TASK PROMPT: The reply should hold every record, copied exactly.

Start of EXERCISE INPUTS

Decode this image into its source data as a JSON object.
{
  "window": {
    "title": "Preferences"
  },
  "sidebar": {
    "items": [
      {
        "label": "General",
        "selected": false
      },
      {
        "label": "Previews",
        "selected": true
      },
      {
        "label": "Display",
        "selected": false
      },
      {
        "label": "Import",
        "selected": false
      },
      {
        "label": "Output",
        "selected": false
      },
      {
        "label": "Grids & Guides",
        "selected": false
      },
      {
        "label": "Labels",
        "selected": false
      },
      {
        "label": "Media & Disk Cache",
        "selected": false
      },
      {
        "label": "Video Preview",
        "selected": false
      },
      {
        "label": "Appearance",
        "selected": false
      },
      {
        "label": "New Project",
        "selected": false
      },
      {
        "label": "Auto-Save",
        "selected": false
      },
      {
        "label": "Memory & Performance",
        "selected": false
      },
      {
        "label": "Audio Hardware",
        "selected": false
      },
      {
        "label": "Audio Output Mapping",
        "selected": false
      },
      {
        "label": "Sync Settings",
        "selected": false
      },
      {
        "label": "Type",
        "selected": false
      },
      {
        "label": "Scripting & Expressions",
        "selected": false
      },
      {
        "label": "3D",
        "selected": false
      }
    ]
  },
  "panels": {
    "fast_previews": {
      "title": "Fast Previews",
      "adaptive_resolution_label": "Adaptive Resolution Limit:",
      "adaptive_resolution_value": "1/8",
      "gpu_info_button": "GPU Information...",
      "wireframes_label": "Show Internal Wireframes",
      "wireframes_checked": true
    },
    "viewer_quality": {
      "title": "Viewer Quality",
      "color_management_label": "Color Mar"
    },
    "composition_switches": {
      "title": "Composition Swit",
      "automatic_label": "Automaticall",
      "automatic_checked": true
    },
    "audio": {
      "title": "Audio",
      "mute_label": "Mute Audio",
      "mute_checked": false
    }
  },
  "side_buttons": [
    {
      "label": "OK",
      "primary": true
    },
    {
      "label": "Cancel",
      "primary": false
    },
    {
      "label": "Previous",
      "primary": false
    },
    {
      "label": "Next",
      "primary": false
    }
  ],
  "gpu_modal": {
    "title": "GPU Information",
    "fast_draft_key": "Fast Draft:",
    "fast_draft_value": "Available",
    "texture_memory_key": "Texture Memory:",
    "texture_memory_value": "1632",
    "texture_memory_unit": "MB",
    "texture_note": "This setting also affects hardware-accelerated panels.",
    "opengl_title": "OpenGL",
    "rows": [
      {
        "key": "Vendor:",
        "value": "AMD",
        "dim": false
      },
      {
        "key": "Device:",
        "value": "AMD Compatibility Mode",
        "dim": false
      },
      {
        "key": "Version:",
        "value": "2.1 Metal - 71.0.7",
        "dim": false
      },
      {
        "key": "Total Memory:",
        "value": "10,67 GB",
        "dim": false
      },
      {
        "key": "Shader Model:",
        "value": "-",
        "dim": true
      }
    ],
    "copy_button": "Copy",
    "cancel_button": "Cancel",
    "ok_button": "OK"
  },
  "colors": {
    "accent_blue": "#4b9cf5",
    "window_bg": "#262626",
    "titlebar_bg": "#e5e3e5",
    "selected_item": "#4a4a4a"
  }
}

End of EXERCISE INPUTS

SOLUTION BELOW:
Decode this image into its source data as a JSON object.
{
  "window": {
    "title": "Preferences"
  },
  "sidebar": {
    "items": [
      {
        "label": "General",
        "selected": false
      },
      {
        "label": "Previews",
        "selected": true
      },
      {
        "label": "Display",
        "selected": false
      },
      {
        "label": "Import",
        "selected": false
      },
      {
        "label": "Output",
        "selected": false
      },
      {
        "label": "Grids & Guides",
        "selected": false
      },
      {
        "label": "Labels",
        "selected": false
      },
      {
        "label": "Media & Disk Cache",
        "selected": false
      },
      {
        "label": "Video Preview",
        "selected": false
      },
      {
        "label": "Appearance",
        "selected": false
      },
      {
        "label": "New Project",
        "selected": false
      },
      {
        "label": "Auto-Save",
        "selected": false
      },
      {
        "label": "Memory & Performance",
        "selected": false
      },
      {
        "label": "Audio Hardware",
        "selected": false
      },
      {
        "label": "Audio Output Mapping",
        "selected": false
      },
      {
        "label": "Sync Settings",
        "selected": false
      },
      {
        "label": "Type",
        "selected": false
      },
      {
        "label": "Scripting & Expressions",
        "selected": false
      },
      {
        "label": "3D",
        "selected": false
      }
    ]
  },
  "panels": {
    "fast_previews": {
      "title": "Fast Previews",
      "adaptive_resolution_label": "Adaptive Resolution Limit:",
      "adaptive_resolution_value": "1/8",
      "gpu_info_button": "GPU Information...",
      "wireframes_label": "Show Internal Wireframes",
      "wireframes_checked": true
    },
    "viewer_quality": {
      "title": "Viewer Quality",
      "color_management_label": "Color Mar"
    },
    "composition_switches": {
      "title": "Composition Swit",
      "automatic_label": "Automaticall",
      "automatic_checked": true
    },
    "audio": {
      "title": "Audio",
      "mute_label": "Mute Audio",
      "mute_checked": false
    }
  },
  "side_buttons": [
    {
      "label": "OK",
      "primary": true
    },
    {
      "label": "Cancel",
      "primary": false
    },
    {
      "label": "Previous",
      "primary": false
    },
    {
      "label": "Next",
      "primary": false
    }
  ],
  "gpu_modal": {
    "title": "GPU Information",
    "fast_draft_key": "Fast Draft:",
    "fast_draft_value": "Available",
    "texture_memory_key": "Texture Memory:",
    "texture_memory_value": "1632",
    "texture_memory_unit": "MB",
    "texture_note": "This setting also affects hardware-accelerated panels.",
    "opengl_title": "OpenGL",
    "rows": [
      {
        "key": "Vendor:",
        "value": "AMD",
        "dim": false
      },
      {
        "key": "Device:",
        "value": "AMD Compatibility Mode",
        "dim": false
      },
      {
        "key": "Version:",
        "value": "2.1 Metal - 71.0.7",
        "dim": false
      },
      {
        "key": "Total Memory:",
        "value": "10,67 GB",
        "dim": false
      },
      {
        "key": "Shader Model:",
        "value": "-",
        "dim": true
      }
    ],
    "copy_button": "Copy",
    "cancel_button": "Cancel",
    "ok_button": "OK"
  },
  "colors": {
    "accent_blue": "#4b9cf5",
    "window_bg": "#262626",
    "titlebar_bg": "#e5e3e5",
    "selected_item": "#4a4a4a"
  }
}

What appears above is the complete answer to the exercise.